U.S. economic productivity during the pandemic was driven entirely by firms with remote work capacity, according to a new study.

Productivity in work-from-home services businesses, which includes information and finance, grew 3.3% between the beginning of 2020 and early 2022. In the meantime, growth in the goods sector, in jobs like construction and mining, was unchanged and services industries that required in-person contact contracted by 2.6%, according to a working paper by Northwestern University’s Robert Gordon and Princeton University’s Hassan Sayed.

“WFH respondents assess their own productivity as substantially higher than their expectations, which may provide a comparison between productivity of WFH activity compared to the productivity of the same individuals in their previous office environments,” the authors wrote in a paper published by the National Bureau of Economic Research, citing a recent survey.

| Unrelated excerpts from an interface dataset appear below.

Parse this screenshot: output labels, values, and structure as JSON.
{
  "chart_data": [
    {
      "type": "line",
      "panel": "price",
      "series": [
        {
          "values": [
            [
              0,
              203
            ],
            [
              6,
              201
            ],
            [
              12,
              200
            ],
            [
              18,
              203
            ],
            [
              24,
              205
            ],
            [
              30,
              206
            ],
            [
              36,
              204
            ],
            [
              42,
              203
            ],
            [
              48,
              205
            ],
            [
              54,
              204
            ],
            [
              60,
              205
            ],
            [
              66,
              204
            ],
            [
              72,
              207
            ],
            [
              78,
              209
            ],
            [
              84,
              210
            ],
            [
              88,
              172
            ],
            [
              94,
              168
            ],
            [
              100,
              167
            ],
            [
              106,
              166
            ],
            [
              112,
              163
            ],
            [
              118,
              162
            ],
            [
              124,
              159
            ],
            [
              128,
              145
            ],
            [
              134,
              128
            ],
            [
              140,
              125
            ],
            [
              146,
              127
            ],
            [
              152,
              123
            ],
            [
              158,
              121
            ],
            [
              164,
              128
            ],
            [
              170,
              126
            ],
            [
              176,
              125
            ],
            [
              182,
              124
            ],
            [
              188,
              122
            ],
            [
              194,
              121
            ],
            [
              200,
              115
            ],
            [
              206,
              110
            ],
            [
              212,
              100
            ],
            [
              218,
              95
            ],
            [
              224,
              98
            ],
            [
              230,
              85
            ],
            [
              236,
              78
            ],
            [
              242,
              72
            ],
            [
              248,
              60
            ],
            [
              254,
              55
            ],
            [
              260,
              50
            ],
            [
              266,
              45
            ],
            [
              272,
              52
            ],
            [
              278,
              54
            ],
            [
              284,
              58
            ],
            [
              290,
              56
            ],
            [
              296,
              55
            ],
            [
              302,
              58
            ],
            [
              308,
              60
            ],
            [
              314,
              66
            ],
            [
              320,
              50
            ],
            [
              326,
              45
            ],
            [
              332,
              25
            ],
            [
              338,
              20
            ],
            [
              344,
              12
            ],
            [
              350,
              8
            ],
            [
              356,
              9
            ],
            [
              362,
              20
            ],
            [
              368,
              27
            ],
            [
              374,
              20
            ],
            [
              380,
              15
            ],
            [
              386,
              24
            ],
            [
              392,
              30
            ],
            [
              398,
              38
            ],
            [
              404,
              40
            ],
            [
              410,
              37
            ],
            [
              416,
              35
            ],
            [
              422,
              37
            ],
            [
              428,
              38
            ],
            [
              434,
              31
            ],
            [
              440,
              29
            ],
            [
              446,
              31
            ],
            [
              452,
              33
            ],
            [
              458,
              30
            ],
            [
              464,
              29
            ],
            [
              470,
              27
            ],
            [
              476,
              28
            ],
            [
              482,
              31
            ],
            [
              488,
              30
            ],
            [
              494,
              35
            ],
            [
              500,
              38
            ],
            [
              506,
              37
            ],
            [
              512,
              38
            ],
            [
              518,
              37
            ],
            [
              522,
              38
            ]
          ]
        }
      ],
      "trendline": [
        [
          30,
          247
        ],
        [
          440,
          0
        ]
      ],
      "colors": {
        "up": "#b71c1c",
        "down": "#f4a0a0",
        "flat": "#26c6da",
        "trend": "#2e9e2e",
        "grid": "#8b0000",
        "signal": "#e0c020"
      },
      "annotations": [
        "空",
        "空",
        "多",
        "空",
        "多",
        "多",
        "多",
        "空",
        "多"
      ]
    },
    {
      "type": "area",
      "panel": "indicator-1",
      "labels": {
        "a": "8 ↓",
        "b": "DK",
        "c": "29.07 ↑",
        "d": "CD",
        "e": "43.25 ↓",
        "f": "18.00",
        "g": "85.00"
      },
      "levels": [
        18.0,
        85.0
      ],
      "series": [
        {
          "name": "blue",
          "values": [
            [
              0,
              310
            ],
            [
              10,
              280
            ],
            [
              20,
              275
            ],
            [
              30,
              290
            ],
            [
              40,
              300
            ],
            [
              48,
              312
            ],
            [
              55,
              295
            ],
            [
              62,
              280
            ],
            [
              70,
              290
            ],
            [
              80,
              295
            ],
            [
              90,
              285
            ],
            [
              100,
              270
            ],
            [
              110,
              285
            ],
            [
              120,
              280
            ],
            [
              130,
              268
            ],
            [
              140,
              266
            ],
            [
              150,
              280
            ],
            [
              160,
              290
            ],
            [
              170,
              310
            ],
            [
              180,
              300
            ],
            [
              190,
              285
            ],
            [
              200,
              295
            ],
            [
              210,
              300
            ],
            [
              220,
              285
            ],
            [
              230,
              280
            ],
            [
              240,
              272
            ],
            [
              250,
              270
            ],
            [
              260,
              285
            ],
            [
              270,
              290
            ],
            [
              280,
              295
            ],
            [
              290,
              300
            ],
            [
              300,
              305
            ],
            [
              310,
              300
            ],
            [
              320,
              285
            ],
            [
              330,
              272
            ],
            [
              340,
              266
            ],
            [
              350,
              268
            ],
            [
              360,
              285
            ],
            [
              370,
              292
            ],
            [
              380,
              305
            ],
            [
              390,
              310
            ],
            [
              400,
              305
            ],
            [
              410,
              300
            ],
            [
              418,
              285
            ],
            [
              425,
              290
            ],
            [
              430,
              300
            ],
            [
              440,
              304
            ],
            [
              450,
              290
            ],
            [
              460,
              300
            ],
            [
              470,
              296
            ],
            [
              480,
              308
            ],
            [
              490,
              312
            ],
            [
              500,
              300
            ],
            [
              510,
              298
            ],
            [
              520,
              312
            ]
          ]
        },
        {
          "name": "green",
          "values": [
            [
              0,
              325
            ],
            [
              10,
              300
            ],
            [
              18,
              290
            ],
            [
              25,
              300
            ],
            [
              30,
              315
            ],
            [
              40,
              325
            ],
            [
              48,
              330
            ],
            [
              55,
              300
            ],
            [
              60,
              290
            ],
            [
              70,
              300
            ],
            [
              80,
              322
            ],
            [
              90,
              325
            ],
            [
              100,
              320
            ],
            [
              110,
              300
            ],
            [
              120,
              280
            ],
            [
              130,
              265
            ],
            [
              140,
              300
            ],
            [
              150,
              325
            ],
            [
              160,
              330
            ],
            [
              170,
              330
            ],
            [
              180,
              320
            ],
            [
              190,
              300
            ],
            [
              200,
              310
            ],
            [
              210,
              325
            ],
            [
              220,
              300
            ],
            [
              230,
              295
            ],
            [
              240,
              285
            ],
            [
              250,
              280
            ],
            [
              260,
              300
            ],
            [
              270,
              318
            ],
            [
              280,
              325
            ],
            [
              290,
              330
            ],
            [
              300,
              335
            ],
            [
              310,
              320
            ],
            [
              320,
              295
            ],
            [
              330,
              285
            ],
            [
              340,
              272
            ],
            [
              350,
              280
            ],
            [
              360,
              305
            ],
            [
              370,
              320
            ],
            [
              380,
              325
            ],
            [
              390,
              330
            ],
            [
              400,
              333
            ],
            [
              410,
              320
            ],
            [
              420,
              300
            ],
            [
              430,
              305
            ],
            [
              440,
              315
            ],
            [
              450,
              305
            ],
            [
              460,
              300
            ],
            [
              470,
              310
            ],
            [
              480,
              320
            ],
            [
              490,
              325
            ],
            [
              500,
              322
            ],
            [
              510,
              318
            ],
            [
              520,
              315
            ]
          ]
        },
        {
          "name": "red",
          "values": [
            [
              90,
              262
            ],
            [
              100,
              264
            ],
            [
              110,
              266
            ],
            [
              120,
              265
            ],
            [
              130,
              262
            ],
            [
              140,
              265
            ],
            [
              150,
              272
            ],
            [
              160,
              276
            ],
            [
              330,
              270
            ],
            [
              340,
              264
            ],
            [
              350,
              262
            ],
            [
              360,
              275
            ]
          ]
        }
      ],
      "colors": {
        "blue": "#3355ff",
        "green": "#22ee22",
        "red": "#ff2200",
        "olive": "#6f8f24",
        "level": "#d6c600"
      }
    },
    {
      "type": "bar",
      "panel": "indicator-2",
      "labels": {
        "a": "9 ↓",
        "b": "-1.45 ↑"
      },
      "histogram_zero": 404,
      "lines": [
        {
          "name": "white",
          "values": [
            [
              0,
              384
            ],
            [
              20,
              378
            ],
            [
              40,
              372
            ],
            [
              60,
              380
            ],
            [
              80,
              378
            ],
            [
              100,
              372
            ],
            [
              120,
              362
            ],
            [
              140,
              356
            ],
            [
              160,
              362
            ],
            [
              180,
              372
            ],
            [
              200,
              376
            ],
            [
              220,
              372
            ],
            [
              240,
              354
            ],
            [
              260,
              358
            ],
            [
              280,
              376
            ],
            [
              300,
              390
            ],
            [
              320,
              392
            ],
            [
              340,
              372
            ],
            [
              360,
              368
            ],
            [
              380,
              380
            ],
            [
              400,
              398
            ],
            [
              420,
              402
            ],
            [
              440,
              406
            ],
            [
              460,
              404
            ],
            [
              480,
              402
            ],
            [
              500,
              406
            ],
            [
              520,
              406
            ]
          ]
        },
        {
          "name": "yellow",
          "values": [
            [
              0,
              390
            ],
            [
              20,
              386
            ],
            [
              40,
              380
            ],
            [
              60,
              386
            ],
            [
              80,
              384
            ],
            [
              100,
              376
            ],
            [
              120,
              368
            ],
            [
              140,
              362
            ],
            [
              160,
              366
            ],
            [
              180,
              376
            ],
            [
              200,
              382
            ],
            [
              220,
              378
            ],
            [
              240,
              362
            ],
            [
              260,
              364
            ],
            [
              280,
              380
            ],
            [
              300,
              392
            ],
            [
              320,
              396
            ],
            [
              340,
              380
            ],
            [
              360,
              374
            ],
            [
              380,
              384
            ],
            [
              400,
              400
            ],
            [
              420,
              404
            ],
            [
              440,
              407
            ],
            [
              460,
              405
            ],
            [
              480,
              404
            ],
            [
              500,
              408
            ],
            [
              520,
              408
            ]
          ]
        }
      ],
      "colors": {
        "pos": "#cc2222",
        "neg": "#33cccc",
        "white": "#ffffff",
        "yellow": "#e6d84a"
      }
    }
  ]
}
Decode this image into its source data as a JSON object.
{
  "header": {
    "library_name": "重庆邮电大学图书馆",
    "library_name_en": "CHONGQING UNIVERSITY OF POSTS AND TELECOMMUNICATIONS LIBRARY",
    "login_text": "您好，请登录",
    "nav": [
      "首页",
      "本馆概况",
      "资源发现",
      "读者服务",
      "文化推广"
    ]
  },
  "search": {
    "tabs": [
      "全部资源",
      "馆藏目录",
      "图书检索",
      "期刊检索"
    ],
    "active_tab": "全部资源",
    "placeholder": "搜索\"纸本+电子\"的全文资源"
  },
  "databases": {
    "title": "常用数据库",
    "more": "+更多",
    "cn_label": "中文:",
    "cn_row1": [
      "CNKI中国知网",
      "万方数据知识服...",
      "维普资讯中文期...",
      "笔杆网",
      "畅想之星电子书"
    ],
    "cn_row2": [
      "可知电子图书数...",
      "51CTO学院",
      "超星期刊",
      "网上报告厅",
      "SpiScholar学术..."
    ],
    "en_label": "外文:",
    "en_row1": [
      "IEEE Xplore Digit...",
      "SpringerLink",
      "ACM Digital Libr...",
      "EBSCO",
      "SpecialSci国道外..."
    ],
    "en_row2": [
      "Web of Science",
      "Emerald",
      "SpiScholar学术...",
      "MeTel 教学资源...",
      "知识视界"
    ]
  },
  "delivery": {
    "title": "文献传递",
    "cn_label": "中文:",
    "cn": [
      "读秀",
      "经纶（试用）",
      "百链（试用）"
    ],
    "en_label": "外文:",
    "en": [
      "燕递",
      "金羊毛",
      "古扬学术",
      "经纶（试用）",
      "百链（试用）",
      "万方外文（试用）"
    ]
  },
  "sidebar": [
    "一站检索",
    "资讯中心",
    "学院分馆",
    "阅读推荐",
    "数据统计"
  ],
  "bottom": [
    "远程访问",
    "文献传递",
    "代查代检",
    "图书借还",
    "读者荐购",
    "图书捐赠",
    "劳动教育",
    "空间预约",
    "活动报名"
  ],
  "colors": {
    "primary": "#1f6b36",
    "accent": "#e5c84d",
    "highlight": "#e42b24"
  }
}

Gordon — a productivity expert and author of the 2017 book “The Rise and Fall of American Growth” — wagered that in-person services likely lost productivity growth because of pandemic shifts, like airline pilots transporting fewer passengers and restaurant staff tending tables with few if any patrons.

At the same time, “pandemic-era GDP growth may be understated by neglecting the shift of residential capital from non-work to work activities and the large personal investment in technology hardware and communications software needed to make WFH effective,” the authors wrote.